Houseplants and seasonal bulbs do have their rewards, however, and that’s why I’ve always had a plant or two or three in almost every room. Here are a few reasons I remain a houseplant enthusiast:
1. Some plants are really better as houseplants The small, delicate blooms of an African violet, a jasmine, or even an orchid could get lost in the shuffle outside—and the plant would have to be brought in anyway. These flowering standbys have a long history of house culture and there’s plenty of advice and trouble-shooting wisdom out there. Chances are, you could keep the easiest of these alive, and they’re very pretty. I particularly like the new self-watering ceramic pots for African violets, which frame the plant much better than green plastic.

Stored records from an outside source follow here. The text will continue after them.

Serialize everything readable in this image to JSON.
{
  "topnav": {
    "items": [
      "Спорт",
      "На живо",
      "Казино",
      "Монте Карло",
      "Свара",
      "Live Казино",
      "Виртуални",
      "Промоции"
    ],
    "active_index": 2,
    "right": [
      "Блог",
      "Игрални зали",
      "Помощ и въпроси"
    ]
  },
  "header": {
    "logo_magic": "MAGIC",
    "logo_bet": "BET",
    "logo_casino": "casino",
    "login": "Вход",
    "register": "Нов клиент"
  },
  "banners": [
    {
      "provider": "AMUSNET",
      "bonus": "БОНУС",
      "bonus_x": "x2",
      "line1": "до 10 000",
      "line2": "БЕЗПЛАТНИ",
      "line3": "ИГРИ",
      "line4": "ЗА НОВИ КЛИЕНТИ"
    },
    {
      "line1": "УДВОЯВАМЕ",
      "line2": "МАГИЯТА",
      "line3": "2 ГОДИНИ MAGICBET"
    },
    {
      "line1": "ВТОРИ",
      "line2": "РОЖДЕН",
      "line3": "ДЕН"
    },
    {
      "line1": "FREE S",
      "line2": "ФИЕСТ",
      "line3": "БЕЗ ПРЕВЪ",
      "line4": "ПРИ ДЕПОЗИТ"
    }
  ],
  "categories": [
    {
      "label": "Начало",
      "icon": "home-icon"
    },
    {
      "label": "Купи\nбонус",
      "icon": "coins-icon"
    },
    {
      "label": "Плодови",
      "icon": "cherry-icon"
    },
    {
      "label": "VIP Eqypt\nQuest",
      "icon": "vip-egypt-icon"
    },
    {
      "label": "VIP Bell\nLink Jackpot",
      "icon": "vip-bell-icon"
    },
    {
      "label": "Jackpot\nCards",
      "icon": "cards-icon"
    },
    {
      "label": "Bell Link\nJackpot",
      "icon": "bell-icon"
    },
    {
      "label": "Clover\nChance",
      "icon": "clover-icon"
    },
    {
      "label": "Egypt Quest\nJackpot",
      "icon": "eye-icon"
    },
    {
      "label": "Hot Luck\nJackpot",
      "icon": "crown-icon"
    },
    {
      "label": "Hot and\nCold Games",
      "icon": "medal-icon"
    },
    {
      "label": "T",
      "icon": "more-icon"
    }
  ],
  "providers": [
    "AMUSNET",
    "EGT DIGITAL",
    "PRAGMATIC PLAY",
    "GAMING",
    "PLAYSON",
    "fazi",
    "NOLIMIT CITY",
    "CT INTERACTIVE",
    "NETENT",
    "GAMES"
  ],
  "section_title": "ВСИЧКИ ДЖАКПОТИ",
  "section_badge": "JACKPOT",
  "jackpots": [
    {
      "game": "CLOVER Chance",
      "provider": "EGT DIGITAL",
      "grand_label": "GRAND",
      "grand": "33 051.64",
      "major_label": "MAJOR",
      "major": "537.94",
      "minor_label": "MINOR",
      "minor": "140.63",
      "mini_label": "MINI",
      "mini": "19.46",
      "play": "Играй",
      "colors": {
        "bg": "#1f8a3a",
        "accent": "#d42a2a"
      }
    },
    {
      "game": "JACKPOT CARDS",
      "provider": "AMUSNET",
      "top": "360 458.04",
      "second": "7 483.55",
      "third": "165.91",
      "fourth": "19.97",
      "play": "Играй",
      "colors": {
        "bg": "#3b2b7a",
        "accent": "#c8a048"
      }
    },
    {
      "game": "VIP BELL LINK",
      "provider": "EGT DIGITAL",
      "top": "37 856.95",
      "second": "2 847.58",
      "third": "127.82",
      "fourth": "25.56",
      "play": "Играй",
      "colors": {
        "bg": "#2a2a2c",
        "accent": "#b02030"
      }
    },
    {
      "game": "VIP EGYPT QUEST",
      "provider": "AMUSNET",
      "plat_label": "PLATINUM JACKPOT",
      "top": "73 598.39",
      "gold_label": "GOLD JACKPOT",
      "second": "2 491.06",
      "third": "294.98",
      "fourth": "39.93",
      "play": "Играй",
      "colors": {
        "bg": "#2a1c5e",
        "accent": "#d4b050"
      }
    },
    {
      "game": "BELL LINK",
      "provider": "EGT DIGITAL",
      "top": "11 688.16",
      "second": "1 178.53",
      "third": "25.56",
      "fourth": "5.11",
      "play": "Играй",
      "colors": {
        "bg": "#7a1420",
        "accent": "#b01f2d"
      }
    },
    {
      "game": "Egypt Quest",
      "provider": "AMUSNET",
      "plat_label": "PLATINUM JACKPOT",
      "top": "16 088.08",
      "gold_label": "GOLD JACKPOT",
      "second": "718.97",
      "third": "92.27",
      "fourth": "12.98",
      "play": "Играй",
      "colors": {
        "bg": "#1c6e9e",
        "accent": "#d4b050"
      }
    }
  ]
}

2. Lush foliage behind closed doors is not just cool-looking but is also good for you, as we’ve been reminded before on this site. A NASA study found that plants in sufficient quantity could remove up to 87% of air toxins. Sufficient quantity isn’t that many, either; my 3 to a room would be plenty, using their 15 plants to an 1800-foot-house rule. There are lots of other claims for the psychological and physiological benefits of houseplants, but I don’t want to dwell on them, as I don’t know which are properly researched. (Some of this may connect with Amy’s earlier post.)
3. Getting plants to thrive inside is a challenge, a project, another way to test our horticultural chops. And the companies that cater to indoor gardeners make that more fun, with all kinds of gadgetry and devices to raise light and humidity levels. I would like them to work a little harder on the lights though. Not all of us enjoy lighting that looks more appropriate for a 50s-era factory cafeteria.

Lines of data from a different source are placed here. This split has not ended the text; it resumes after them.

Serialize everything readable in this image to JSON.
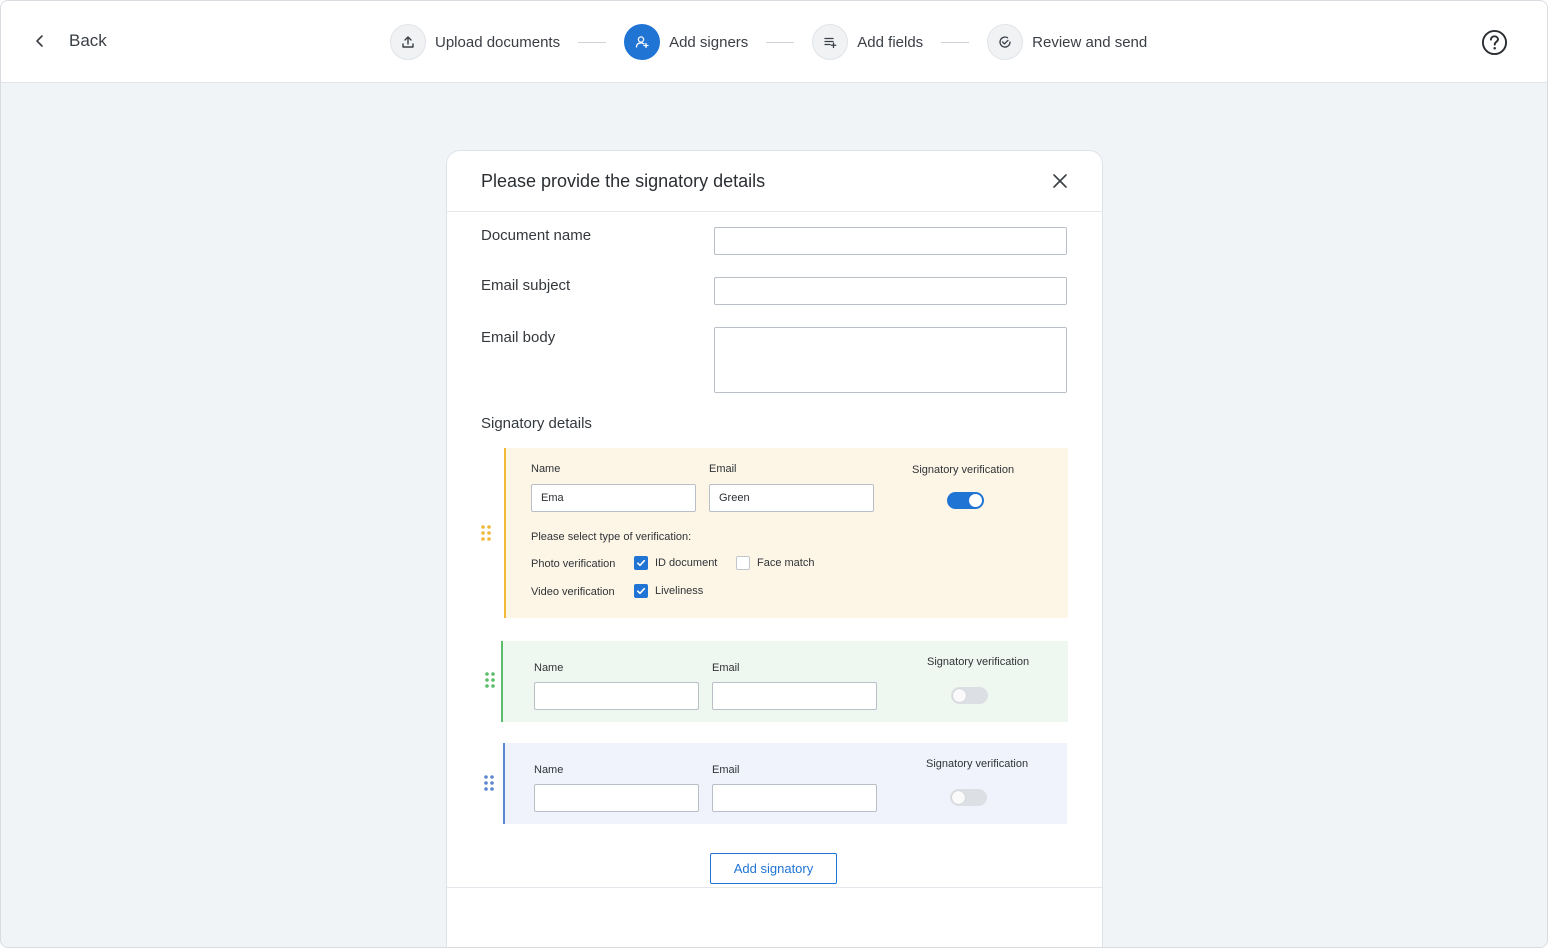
{
  "header": {
    "back_label": "Back",
    "steps": [
      {
        "label": "Upload documents",
        "icon": "upload-icon",
        "active": false
      },
      {
        "label": "Add signers",
        "icon": "user-add-icon",
        "active": true
      },
      {
        "label": "Add fields",
        "icon": "list-add-icon",
        "active": false
      },
      {
        "label": "Review and send",
        "icon": "check-circle-icon",
        "active": false
      }
    ],
    "help_icon": "help-icon"
  },
  "colors": {
    "accent": "#1f74d4",
    "signer_1": "#f0b93a",
    "signer_2": "#5bbd6a",
    "signer_3": "#5d86d1"
  },
  "modal": {
    "title": "Please provide the signatory details",
    "fields": {
      "document_name": {
        "label": "Document name",
        "value": ""
      },
      "email_subject": {
        "label": "Email subject",
        "value": ""
      },
      "email_body": {
        "label": "Email body",
        "value": ""
      }
    },
    "signatory_section_title": "Signatory details",
    "signatories": [
      {
        "name_label": "Name",
        "name_value": "Ema",
        "email_label": "Email",
        "email_value": "Green",
        "verification_label": "Signatory verification",
        "verification_enabled": true,
        "verification_prompt": "Please select type of verification:",
        "photo_label": "Photo verification",
        "id_document_label": "ID document",
        "id_document_checked": true,
        "face_match_label": "Face match",
        "face_match_checked": false,
        "video_label": "Video verification",
        "liveliness_label": "Liveliness",
        "liveliness_checked": true
      },
      {
        "name_label": "Name",
        "name_value": "",
        "email_label": "Email",
        "email_value": "",
        "verification_label": "Signatory verification",
        "verification_enabled": false
      },
      {
        "name_label": "Name",
        "name_value": "",
        "email_label": "Email",
        "email_value": "",
        "verification_label": "Signatory verification",
        "verification_enabled": false
      }
    ],
    "add_signatory_label": "Add signatory"
  }
}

4. The best flowering plants for indoors flower during the winter: narcissus, hippeastrum, hyacinths, and if managed correctly, they provide similar enjoyment to watching early, mid, and late tulips succeed each other in the spring or Asiatic, trumpet and oriental hybrid lilies follow one another in the summer. I start with paperwhites, first the easy and fast Inbal, then the more difficult and spectacular Grand Soleil d’Or, and then—this year for the first time—some Zone 8 tazettas that actually require a chilling period. That’s January; in February, hyacinths and hippeastrum (the 4 I’ve had for years), and then in March forced tulips. (Of course, most of the bulbs can’t remain as houseplants, but some can be reused outside.) Finally, in late April, a burst of fragrance from the room where the jasmine lives reminds me it’s almost time to bring plants outside.
5. Not that this is a clinching argument, but thanks to my indoor plants, I do have blooms to show off on Bloom Day, even though winter has finally come to Buffalo. Here you see narcissus Inbal, saintpaulia (African violets of unknown varieties), cyclamen (some common variety) and schlumbergera (Christmas cactus of unknown variety).
Here is Susan’s Bloom Day post, and one last image from me: my office paperwhites. You can see the scene outside. This weekend, we’re supposed to have 16-20″ more of it. Bring it on!Elizabeth Licata on December 15, 2007 at 5:00 am, in the category It's the Plants, Darling.